Identification and Epidemiology Of Vectors For Theileria Orientalis On The Northern Tablelands of NSW using Molecular Techniques - Biniam Lakew

Tuesday 5th June

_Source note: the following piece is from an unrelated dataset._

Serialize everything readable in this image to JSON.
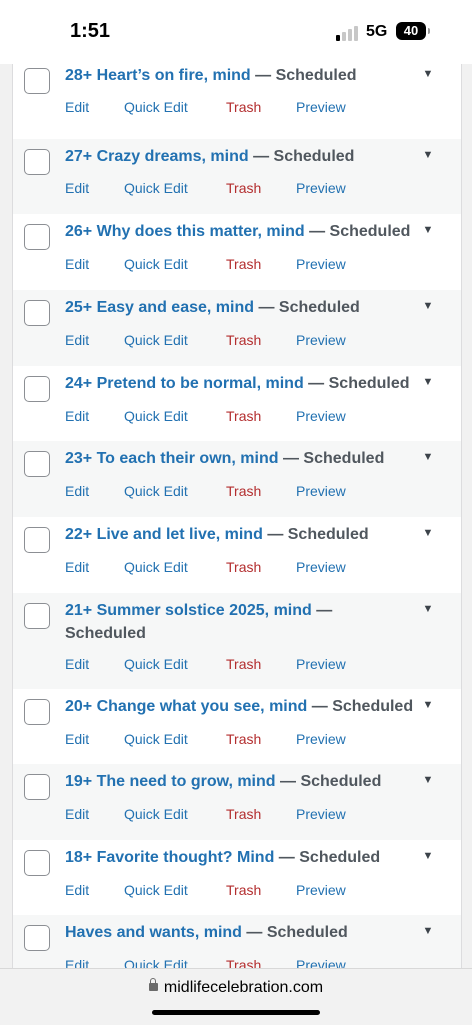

Oriental Theileriosis is a tick borne disease of cattle and buffaloes caused by the protozoan parasite, Theileria which affects the red blood cells. The disease is usually found in tropical and subtropical regions where suitable tick vectors occur. Out of the different genotypes, Ikeda and Chitose are consistently found to be associated with severe disease. Research and investigation of cases involving infection with T. orientalis in Australia has been ongoing. Despite various studies in the genotype identification of the parasite, information on the seasonal abundance of vectors is scarce. In addition to bush ticks (Haemaphysalislongicornis), the involvement of other reported tick species, biting flies and lice in the transmission of the parasite needs to be investigated. Moreover, since the Northern Tableland is less preferable for ticks as compared to coastal regions because of long severe winter, the full appreciation of vectors in the transmission of the parasite needs to be addressed for proper control. Therefore, our project is undertaken to better understand the potential vectors along with the genotype profile and their seasonal abundance in the study areas of the Northern Tablelands of NSW using qPCR. Furthermore, the study will look into the salivary glands of ticks to determine their infection status with the parasite.